Swatch may use publicity to elicit demand for the product. Publicity campaigns strive to generate commercially significant news about a product in various media. One of the major advantages of publicity is the fact that the sponsor does not pay for the publicity.

The media controls the message. They may portray the product negatively. Therefore, this method would not be effective in marketing the ‘smart’ car.

Swatch may use sales promotion to promote the product. Sales promotion targets retailers and wholesalers of a product. Since Swatch sells the product directly to consumers, sales promotion would not be effective in marketing the ‘smart’ car.

Companies use corporate image to market their products. It is very hard for companies that have a bad corporate image to launch products successfully. Swatch has a good corporate image. The ‘smart’ car would improve the corporate image of the company.

Therefore, there is no need for the company to strive to improve its corporate image since it already has a good corporate image.

Personal selling is one of the most common methods that companies use to market their products. Personal selling involves direct contact with the customers. Therefore, it is vital for the sales representatives of a company to be presentable.

In addition, they should be able to articulate the major attributes that make the product have a competitive edge over products from rivals.

Most companies offer commissions to their employees to encourage them to make more sales. Since Swatch does not give its employees commissions, personal selling would not be effective.

Improving Strategies Personal selling is one of the major strategies that Swatch should use to improve the sales of the product. Since Swatch does not offer its employees commissions, personal selling would not be effective.

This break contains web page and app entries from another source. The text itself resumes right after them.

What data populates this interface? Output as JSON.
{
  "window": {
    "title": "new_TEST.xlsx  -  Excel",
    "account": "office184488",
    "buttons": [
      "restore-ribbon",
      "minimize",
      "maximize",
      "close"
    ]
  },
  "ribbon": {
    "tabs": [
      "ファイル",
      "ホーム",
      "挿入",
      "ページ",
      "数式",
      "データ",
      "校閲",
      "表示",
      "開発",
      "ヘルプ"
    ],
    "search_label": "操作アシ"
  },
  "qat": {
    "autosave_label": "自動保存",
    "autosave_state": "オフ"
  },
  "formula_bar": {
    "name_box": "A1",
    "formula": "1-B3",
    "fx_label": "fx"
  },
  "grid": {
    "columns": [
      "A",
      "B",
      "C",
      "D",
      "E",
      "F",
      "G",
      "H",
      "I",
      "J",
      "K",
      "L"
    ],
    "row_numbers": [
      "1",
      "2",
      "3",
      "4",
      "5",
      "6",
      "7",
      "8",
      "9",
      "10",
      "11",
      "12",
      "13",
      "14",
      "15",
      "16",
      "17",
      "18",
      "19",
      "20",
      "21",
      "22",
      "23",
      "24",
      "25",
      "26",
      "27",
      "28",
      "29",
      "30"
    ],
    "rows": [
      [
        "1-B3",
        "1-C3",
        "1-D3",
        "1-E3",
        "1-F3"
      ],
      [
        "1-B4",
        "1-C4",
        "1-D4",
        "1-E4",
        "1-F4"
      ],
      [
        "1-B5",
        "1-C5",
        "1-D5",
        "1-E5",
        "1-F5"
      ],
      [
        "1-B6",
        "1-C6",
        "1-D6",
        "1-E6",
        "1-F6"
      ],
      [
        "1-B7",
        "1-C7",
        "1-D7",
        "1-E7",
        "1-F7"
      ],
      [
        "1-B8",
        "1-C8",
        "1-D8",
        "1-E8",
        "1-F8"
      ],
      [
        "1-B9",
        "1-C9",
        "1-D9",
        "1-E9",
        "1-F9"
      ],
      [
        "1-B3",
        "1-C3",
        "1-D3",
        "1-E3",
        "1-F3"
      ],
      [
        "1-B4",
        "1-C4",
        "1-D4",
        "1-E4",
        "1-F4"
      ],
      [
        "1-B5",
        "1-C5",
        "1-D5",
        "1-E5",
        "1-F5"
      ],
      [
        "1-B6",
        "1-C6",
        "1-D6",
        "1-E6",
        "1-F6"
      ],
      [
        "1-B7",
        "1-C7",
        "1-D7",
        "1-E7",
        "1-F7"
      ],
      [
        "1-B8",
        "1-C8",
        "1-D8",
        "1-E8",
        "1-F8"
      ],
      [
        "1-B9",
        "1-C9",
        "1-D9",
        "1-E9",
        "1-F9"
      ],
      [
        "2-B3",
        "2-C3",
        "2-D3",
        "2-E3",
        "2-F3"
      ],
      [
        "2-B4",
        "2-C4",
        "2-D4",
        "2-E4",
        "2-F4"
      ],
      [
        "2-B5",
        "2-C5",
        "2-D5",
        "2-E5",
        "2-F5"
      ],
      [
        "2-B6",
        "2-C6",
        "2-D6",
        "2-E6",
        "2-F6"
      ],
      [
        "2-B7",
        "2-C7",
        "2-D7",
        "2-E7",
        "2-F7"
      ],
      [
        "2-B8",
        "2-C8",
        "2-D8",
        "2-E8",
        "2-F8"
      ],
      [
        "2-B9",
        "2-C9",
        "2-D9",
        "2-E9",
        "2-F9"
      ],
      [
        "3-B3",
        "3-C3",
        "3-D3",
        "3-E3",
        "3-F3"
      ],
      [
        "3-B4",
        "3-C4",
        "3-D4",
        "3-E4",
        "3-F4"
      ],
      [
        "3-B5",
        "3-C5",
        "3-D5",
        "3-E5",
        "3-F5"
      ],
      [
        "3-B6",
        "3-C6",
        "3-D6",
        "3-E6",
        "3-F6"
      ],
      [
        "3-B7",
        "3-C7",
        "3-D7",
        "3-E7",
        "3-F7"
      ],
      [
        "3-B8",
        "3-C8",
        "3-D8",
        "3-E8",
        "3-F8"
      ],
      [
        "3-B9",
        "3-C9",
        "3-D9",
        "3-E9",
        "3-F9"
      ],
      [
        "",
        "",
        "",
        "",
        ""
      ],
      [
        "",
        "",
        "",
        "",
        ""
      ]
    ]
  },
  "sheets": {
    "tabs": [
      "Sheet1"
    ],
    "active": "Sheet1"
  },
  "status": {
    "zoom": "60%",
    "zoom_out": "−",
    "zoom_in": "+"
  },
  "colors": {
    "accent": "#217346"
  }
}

Therefore, Swatch should start offering commissions to its employees. The commissions would encourage the employees to be more aggressive. Commissions would ensure that they earn additional pay for their efforts.

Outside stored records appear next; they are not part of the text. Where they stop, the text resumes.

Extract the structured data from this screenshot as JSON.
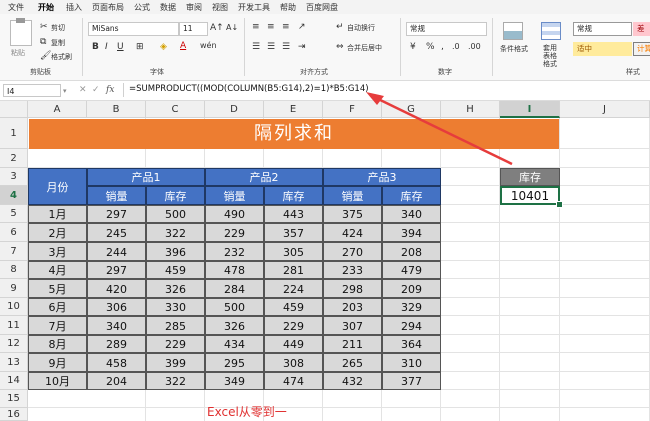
{
  "menu": [
    "文件",
    "开始",
    "插入",
    "页面布局",
    "公式",
    "数据",
    "审阅",
    "视图",
    "开发工具",
    "帮助",
    "百度网盘"
  ],
  "menu_active_index": 1,
  "ribbon": {
    "paste_label": "粘贴",
    "cut_label": "剪切",
    "copy_label": "复制",
    "format_painter_label": "格式刷",
    "clipboard_group": "剪贴板",
    "font_name": "MiSans",
    "font_size": "11",
    "font_group": "字体",
    "wrap_text_label": "自动换行",
    "merge_center_label": "合并后居中",
    "alignment_group": "对齐方式",
    "number_format": "常规",
    "number_group": "数字",
    "conditional_format_label": "条件格式",
    "format_as_table_label": "套用表格格式",
    "style_normal": "常规",
    "style_bad": "差",
    "style_neutral": "适中",
    "style_calc": "计算",
    "styles_group": "样式"
  },
  "formula_bar": {
    "name_box": "I4",
    "fx": "fx",
    "formula": "=SUMPRODUCT((MOD(COLUMN(B5:G14),2)=1)*B5:G14)"
  },
  "columns": [
    "A",
    "B",
    "C",
    "D",
    "E",
    "F",
    "G",
    "H",
    "I",
    "J"
  ],
  "selected_column": "I",
  "rows": [
    "1",
    "2",
    "3",
    "4",
    "5",
    "6",
    "7",
    "8",
    "9",
    "10",
    "11",
    "12",
    "13",
    "14",
    "15",
    "16"
  ],
  "selected_row": "4",
  "sheet": {
    "title": "隔列求和",
    "month_header": "月份",
    "products": [
      "产品1",
      "产品2",
      "产品3"
    ],
    "sub_headers": [
      "销量",
      "库存",
      "销量",
      "库存",
      "销量",
      "库存"
    ],
    "months": [
      "1月",
      "2月",
      "3月",
      "4月",
      "5月",
      "6月",
      "7月",
      "8月",
      "9月",
      "10月"
    ],
    "data": [
      [
        "297",
        "500",
        "490",
        "443",
        "375",
        "340"
      ],
      [
        "245",
        "322",
        "229",
        "357",
        "424",
        "394"
      ],
      [
        "244",
        "396",
        "232",
        "305",
        "270",
        "208"
      ],
      [
        "297",
        "459",
        "478",
        "281",
        "233",
        "479"
      ],
      [
        "420",
        "326",
        "284",
        "224",
        "298",
        "209"
      ],
      [
        "306",
        "330",
        "500",
        "459",
        "203",
        "329"
      ],
      [
        "340",
        "285",
        "326",
        "229",
        "307",
        "294"
      ],
      [
        "289",
        "229",
        "434",
        "449",
        "211",
        "364"
      ],
      [
        "458",
        "399",
        "295",
        "308",
        "265",
        "310"
      ],
      [
        "204",
        "322",
        "349",
        "474",
        "432",
        "377"
      ]
    ],
    "stock_label": "库存",
    "stock_value": "10401",
    "watermark": "Excel从零到一"
  },
  "colors": {
    "title_band": "#ed7d31",
    "header_blue": "#4472c4",
    "data_gray": "#d9d9d9",
    "accent_green": "#1e7145",
    "arrow_red": "#e63c3c"
  }
}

Swatch may also use sales promotion to increase the sales of the ‘smart’ car. The company should engage in sales promotion that targets the married Western expatriates. The company may carry out sales promotion that would associate the product with the domestic country of the expatriates.

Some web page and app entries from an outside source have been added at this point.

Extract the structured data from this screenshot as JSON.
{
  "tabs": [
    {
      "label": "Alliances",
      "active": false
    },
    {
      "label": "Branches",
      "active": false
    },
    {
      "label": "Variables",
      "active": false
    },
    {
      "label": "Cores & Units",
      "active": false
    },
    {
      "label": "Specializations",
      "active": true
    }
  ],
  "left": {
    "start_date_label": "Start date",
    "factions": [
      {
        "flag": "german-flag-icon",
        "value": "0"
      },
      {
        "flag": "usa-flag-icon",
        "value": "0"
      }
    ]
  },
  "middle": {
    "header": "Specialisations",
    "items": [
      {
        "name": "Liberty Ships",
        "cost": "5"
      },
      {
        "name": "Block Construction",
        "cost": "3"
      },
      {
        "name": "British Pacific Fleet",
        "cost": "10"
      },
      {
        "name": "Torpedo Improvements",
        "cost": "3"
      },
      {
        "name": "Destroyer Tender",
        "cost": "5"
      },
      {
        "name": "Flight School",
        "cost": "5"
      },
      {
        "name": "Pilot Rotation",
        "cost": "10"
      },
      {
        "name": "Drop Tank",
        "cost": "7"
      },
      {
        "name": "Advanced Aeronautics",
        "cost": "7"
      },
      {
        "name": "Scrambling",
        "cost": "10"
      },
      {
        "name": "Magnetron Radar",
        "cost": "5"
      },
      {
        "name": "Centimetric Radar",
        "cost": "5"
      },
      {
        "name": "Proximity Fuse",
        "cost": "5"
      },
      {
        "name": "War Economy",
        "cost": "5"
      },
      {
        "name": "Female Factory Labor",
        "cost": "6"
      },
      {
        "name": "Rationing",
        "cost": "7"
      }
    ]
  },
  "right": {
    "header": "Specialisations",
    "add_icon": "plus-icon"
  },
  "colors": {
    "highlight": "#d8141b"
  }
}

Better Target Market Young adults who are between 20 and 33 years old would be a better target market for the ‘smart’ car. They form a sizeable percentage of the population. Therefore, conquering this market segment would ensure that the company makes more sales.

This would increase the revenue and profitability of the ‘smart’ car. On the other hand, there are very few Western expatriates. In addition, the young adults do not have so much money to spend. Therefore, the cost of the car makes it affordable to the young adults.

The Smart Car is a fuel-efficient vehicle. Therefore, it is much cheaper to use the vehicle. Most young adults do not have children.

Therefore, since the vehicle has a seating capacity of two people, it would be suitable for this target market. Adults who have children usually prefer cars with a large seating capacity to accommodate their children.

Promotional Strategy Advertising would be a vital component in the marketing mix of the ‘smart’ car to the young adults. The young adults account for a sizeable percentage of the population. Therefore, the company should use mass media to reach this target market.

Swatch should strive to make ownership of the vehicle be fashionable. The advertising campaigns should highlight attributes of the car that would make it be desirable to the target market. In addition, Swatch should use exhibitions to market the car.

The company should exhibit the car in places where the young adults visit occasionally. The exhibitions would create awareness about the existence of the car.

Conclusion Marketing strives to create awareness about the existence of a product. A company should use several strategies simultaneously to market a product. The target market usually determines the marketing strategies that a company would employ.